Paula Llewellyn, director of public prosecutions, disclosed that over the six-year period, a number of parliamentarians, including former industry and commerce minister, Anthony Hylton, and former senator, Angela Brown Burke, have been placed before the court.
Hylton was accused in 2011 of failing to say that he was a director in a company he did not disclose in his statutory declarations. His case, which began in 2014, has stalled in the Kingston and St Andrew Parish Court for years.
However, likening the failure of parliamentarians to file their declarations to an administrative breach, Llewellyn explained that in most instances, her office would exercise discretion not to pursue a prosecution because the issues were usually addressed by the delinquent legislators.
“What we do is send warning notices to them and where we find that they have addressed the issue within a reasonable time with a reasonable excuse, we decline to prosecute,” she explained.
“As a matter of practice worldwide, it is not everything you prosecute for. We are not automatons, that once something happens, bam, you press a button and you must prosecute.”
Further, the country’s top prosecutor indicated that the Integrity Commission has all the information and “are at liberty to review everything”.
Despite publication of the 2019-2020 annual report, officials at the commission have declined to comment on cases involving delinquent lawmakers, citing section 53 (3) of the Integrity Commission Act.
FRESH WAVE OF CRITICISMS
The silence by the corruption watchdog agency has triggered a fresh wave of criticisms.
It has also reignited debate among anti-corruption lobbyists about the effectiveness of the Integrity Commission Act, which was passed in 2017 with support from lawmakers on both sides of the political divide.
Under the previous legislation, Parliament (Integrity of Members) Act, annual reports crafted by the then Corruption Prevention Commission publicly identified parliamentarians who failed to make their statutory declarations or whose declarations raised red flags.
Professor Trevor Munroe, principal director of the National Integrity Action, the local affiliate of the global anti-corruption lobby Transparency International, called it a backward step for the public “to be kept in the dark regarding the names of parliamentarians now referred to the IC [Integrity Commission]”.
Noting that parliamentarians are there to serve the public interest, Anthony Clayton, Alcan Professor of Caribbean Sustainable Development at The University of the West Indies, said citizens must be able to hold them to account.
“If the delinquent parliamentarians are not named, and if there is no report of consequences and sanctions, then how can the public find out which parliamentarians have failed in their duty and may have betrayed the trust that the public has placed in them?” he questioned.
Jeanette Calder, executive director of Jamaica Accountability Meter Portal (JAMP), believes the three-year anti-corruption law has been a double-edged sword.
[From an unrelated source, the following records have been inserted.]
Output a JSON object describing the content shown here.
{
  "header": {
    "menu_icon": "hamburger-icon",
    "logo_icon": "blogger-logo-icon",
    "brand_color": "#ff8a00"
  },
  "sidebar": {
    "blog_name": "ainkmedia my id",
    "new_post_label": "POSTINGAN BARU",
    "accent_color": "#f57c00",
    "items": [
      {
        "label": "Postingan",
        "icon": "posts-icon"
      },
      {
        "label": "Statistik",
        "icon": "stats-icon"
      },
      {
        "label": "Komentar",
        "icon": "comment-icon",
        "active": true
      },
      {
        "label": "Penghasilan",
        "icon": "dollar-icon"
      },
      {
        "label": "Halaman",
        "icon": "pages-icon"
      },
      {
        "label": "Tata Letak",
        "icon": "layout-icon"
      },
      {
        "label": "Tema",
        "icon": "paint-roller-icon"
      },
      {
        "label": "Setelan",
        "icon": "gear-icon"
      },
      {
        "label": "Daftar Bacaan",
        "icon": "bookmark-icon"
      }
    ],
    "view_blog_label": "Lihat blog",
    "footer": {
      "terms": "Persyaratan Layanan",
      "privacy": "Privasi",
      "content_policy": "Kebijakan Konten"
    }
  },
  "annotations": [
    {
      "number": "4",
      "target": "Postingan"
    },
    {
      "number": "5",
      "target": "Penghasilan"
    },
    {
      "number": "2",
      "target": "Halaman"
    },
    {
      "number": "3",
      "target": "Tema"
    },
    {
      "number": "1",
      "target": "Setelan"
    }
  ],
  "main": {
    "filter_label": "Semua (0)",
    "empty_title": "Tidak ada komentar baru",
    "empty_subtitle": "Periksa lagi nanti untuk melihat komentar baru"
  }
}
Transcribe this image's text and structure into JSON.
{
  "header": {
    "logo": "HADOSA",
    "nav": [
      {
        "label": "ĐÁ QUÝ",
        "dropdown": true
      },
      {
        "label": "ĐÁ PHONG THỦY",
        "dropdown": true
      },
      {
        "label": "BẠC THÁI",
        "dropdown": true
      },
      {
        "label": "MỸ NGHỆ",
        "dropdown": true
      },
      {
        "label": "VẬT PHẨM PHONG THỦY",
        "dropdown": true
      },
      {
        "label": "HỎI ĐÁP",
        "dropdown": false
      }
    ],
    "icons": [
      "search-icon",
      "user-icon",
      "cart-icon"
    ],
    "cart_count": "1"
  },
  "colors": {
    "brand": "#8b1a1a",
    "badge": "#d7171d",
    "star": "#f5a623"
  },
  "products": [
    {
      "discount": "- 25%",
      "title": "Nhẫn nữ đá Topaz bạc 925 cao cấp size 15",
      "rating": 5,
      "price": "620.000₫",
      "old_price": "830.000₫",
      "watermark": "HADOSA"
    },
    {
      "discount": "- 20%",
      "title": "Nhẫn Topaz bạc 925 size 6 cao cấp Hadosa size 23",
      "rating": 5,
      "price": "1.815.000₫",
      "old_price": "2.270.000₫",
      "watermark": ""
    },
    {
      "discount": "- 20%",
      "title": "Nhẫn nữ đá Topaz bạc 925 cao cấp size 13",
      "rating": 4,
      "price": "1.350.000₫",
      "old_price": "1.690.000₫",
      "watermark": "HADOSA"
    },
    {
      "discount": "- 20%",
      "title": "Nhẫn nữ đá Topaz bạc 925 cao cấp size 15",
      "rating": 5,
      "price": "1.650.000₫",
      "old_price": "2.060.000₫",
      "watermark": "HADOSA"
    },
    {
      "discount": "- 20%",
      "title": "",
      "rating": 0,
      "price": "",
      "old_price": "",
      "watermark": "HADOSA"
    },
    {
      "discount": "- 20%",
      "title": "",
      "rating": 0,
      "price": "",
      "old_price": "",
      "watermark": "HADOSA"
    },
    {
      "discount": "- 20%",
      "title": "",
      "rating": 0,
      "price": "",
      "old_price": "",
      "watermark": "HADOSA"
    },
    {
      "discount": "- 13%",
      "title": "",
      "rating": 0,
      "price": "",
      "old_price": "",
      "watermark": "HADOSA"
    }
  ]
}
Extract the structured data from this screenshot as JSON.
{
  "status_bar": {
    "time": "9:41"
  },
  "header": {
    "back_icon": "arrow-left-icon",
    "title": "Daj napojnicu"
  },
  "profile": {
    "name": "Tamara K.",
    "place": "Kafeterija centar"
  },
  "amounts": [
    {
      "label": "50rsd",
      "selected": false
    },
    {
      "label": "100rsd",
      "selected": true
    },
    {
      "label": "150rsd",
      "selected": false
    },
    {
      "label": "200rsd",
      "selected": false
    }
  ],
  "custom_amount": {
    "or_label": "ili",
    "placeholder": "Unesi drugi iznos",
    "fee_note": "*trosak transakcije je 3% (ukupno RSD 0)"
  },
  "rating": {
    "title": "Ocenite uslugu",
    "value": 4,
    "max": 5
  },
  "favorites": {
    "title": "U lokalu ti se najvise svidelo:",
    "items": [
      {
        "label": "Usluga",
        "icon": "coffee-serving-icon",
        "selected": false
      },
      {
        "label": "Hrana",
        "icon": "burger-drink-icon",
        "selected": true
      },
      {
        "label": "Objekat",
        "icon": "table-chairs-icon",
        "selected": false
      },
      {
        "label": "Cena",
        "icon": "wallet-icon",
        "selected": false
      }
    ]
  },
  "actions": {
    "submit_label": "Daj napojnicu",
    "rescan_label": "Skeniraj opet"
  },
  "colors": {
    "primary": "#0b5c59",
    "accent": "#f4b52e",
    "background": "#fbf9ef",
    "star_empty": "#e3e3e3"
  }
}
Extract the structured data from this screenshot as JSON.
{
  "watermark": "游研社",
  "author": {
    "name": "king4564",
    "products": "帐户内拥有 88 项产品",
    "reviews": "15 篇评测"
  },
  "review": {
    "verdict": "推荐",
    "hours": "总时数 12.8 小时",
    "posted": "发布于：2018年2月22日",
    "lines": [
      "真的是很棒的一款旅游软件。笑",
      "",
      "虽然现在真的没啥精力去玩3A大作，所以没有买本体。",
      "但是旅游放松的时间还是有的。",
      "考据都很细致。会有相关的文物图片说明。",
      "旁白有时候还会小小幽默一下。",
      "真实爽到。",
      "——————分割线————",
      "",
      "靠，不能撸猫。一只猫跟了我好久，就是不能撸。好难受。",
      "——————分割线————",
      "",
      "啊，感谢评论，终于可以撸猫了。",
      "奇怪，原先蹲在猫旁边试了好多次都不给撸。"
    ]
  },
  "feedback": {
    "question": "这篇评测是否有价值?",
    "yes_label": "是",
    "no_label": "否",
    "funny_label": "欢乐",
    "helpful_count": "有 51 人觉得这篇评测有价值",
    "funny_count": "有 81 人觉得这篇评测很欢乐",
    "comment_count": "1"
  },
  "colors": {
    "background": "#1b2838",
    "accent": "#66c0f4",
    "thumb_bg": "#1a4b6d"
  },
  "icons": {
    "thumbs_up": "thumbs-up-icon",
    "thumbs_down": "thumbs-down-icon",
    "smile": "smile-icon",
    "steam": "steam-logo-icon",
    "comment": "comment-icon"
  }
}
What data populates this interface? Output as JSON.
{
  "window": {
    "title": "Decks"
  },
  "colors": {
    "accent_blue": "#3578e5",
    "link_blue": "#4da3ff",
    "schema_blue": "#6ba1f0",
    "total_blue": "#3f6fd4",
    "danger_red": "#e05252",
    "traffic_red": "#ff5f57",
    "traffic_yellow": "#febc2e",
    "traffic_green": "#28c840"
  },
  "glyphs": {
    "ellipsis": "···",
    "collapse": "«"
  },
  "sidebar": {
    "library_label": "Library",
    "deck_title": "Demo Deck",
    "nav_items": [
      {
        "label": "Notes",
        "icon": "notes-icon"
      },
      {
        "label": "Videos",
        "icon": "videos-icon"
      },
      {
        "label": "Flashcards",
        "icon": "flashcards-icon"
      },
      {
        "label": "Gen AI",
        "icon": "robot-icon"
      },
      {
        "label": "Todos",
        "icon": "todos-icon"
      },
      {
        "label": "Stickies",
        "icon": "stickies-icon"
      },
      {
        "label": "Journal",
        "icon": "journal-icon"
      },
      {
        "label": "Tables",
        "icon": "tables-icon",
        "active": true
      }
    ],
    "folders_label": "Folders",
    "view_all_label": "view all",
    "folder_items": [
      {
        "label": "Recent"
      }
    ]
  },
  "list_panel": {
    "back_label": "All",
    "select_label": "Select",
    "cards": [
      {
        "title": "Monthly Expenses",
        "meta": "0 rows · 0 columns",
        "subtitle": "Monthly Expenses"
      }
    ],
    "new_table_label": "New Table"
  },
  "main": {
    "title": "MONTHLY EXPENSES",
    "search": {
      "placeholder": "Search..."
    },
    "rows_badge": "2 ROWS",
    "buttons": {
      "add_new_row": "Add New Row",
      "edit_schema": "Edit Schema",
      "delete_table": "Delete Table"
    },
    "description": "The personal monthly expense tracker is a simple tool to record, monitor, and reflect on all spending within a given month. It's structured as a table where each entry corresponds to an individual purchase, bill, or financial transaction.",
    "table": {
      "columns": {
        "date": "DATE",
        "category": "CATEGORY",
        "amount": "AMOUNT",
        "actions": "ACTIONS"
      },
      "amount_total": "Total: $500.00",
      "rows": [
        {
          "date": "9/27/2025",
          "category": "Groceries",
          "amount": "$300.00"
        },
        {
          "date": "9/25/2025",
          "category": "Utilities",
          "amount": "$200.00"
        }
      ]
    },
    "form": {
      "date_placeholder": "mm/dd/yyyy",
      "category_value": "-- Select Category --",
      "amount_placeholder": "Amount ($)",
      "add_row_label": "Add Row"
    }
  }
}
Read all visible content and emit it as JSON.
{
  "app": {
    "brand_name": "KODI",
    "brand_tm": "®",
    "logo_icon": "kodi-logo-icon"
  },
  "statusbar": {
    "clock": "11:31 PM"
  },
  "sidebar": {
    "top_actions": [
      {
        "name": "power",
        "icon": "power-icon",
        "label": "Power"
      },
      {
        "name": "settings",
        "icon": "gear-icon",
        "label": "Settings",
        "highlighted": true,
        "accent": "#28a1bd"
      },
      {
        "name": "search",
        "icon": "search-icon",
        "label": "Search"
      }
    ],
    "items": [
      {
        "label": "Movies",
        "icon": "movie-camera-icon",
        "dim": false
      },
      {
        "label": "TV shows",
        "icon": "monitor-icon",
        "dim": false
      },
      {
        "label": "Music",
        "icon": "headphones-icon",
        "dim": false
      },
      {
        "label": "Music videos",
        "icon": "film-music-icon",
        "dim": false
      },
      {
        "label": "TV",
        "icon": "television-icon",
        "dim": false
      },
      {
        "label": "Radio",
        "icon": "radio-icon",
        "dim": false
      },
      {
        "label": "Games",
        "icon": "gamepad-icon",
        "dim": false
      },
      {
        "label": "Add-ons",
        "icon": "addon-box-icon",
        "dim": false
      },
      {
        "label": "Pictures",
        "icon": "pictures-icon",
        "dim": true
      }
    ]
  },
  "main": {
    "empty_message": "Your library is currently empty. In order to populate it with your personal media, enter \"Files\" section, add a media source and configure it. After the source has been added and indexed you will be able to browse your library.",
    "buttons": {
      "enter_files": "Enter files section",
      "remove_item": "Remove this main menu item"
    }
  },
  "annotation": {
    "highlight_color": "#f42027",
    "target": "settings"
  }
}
She argued that while in some ways it has strengthened the fight against corruption, it has also weakened it.
“Declaration of assets is every country’s most fundamental anti-corruption tool. Yet Jamaicans are no longer privy to knowing which parliamentarians are unable to stand up to our integrity test,” Calder told The Sunday Gleaner.
“MPs who have committed offences under the act (late submissions, refusal to submit [declarations] and refusal to provide missing documentation) or details on which MPs were reported to Parliament and Director of Corruption Prosecution are now completely hidden.”
Describing this as a retrograde step, the JAMP executive director said there is need to challenge Section 56 of the Integrity Commission Act, which deals with how confidentiality of information is handled by the watchdog body.
“This contravenes the citizens’ right to know the moral undergirding of their leaders and a right which has been ours since 1973,” said Calder.